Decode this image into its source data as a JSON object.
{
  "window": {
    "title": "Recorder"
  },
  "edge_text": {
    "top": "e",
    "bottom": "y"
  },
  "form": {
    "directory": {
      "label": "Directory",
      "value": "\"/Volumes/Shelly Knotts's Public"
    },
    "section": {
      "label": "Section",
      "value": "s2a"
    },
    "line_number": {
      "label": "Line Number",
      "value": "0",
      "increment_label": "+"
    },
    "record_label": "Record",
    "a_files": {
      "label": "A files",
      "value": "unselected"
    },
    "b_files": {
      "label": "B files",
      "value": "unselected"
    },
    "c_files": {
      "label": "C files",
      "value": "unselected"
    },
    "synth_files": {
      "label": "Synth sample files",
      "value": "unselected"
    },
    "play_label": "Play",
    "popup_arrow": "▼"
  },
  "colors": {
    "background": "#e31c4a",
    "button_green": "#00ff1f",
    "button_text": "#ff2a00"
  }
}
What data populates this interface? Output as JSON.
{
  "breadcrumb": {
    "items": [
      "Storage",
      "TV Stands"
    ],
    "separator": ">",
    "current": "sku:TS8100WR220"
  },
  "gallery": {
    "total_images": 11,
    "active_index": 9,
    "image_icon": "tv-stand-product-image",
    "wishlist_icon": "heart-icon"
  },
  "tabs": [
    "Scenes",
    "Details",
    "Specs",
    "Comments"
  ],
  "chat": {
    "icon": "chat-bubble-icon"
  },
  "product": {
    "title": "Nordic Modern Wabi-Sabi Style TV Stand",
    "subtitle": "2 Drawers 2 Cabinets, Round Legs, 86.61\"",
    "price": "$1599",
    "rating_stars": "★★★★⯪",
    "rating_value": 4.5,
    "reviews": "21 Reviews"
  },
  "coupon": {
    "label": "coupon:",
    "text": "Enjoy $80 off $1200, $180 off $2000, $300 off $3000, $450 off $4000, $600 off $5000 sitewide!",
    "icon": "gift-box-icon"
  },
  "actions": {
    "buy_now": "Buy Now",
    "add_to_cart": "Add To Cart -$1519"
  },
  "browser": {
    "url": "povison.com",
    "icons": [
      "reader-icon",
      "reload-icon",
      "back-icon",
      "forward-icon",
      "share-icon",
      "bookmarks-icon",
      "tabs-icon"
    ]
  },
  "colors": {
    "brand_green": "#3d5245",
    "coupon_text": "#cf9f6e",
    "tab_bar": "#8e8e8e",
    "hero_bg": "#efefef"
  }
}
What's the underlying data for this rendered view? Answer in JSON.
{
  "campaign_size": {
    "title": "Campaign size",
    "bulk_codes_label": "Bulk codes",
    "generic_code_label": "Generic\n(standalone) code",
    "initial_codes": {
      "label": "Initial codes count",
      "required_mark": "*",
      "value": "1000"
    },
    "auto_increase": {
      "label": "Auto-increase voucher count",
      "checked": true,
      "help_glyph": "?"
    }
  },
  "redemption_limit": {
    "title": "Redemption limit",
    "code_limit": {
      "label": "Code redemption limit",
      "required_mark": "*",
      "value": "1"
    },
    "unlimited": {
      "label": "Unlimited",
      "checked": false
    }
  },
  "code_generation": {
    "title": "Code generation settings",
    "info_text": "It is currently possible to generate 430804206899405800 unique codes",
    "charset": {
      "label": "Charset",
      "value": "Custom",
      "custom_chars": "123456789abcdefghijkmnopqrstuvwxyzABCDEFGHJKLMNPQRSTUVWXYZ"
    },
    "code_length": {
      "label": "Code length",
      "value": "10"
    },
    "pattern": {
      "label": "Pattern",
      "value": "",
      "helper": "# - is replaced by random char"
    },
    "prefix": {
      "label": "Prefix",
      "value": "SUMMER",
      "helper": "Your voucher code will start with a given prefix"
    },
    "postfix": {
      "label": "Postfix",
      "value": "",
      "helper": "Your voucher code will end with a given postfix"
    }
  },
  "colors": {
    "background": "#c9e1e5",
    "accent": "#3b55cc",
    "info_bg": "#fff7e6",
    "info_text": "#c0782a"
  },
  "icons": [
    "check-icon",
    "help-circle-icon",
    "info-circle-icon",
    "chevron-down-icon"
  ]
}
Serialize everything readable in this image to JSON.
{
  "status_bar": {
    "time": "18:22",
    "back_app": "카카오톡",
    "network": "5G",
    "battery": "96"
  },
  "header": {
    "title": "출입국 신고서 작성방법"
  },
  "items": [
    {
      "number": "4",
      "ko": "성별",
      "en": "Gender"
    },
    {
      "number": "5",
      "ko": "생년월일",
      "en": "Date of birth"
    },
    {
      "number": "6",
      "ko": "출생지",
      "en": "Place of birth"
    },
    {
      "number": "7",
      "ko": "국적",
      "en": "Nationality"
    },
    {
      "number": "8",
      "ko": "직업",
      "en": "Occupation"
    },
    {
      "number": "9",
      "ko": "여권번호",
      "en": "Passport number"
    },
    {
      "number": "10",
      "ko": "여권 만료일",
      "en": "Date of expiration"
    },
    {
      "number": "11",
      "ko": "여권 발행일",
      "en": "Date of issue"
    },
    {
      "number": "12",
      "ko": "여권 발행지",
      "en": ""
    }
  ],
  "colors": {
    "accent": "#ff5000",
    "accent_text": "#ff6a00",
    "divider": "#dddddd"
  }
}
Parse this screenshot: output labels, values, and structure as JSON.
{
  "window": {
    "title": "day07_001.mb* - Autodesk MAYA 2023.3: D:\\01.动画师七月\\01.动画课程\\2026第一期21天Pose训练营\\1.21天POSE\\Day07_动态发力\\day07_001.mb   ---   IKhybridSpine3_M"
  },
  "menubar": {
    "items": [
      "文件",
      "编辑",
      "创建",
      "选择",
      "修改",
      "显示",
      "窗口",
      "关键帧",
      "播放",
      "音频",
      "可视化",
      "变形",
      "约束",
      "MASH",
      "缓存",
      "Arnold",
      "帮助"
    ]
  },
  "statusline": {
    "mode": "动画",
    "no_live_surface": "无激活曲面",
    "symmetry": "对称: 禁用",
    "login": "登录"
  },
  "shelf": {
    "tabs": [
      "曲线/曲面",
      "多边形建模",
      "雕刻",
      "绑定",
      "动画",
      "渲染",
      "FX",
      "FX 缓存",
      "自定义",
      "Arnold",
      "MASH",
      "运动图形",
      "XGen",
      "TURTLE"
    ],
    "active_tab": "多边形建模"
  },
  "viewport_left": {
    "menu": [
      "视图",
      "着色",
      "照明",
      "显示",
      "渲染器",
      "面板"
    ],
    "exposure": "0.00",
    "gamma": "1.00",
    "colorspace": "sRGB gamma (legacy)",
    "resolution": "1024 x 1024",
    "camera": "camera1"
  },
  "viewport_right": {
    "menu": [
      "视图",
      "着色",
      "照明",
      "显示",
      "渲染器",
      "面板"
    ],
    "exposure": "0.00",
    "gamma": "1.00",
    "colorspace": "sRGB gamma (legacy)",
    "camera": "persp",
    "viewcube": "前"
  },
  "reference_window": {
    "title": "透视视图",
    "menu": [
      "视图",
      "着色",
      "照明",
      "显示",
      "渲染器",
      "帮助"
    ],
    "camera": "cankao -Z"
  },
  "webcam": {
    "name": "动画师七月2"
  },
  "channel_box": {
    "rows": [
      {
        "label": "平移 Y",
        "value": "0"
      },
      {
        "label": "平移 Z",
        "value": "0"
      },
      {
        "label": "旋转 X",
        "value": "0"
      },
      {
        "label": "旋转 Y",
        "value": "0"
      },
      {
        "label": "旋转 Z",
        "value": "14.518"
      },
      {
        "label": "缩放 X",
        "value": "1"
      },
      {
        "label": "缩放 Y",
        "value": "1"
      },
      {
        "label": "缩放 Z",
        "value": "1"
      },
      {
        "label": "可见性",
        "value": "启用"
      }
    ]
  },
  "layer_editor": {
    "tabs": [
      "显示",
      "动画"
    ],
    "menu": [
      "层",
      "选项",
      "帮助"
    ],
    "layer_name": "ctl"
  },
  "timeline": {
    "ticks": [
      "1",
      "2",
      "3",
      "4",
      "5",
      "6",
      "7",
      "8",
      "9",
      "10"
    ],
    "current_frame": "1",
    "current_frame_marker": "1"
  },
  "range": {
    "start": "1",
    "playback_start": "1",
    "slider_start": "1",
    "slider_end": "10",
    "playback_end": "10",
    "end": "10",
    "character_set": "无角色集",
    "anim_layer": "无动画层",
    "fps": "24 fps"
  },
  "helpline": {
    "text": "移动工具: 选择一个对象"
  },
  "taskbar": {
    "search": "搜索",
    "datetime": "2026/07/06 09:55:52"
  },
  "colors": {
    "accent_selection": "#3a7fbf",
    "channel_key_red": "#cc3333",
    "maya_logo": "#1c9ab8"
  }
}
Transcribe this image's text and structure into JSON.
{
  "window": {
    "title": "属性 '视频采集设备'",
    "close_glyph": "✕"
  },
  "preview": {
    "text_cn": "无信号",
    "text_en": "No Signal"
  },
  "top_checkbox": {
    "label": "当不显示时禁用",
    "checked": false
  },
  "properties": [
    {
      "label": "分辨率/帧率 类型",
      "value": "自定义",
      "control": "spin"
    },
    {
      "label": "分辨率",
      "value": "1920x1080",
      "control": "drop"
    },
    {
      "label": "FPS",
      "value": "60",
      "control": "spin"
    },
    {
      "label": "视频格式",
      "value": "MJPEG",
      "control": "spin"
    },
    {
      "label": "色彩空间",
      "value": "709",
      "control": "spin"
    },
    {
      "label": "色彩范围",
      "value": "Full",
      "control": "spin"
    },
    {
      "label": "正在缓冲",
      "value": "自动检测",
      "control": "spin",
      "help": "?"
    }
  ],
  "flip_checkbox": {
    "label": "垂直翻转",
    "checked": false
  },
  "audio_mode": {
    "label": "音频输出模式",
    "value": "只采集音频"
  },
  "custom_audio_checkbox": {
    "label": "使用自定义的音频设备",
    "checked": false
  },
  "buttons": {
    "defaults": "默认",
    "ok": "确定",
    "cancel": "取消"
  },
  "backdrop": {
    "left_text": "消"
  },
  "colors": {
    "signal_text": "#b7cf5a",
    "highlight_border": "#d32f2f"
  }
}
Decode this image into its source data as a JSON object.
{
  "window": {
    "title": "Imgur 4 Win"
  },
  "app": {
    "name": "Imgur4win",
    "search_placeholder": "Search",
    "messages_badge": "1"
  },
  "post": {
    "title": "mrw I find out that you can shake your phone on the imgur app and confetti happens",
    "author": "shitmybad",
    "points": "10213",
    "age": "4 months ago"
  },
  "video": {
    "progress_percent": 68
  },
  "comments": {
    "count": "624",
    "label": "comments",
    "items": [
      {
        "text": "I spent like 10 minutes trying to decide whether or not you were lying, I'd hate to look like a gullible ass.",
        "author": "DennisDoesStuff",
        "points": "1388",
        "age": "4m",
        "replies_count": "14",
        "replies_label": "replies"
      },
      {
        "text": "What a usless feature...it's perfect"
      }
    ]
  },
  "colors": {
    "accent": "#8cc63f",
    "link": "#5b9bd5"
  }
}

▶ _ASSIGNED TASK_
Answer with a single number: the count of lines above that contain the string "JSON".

▶ _FINAL ANSWER_
7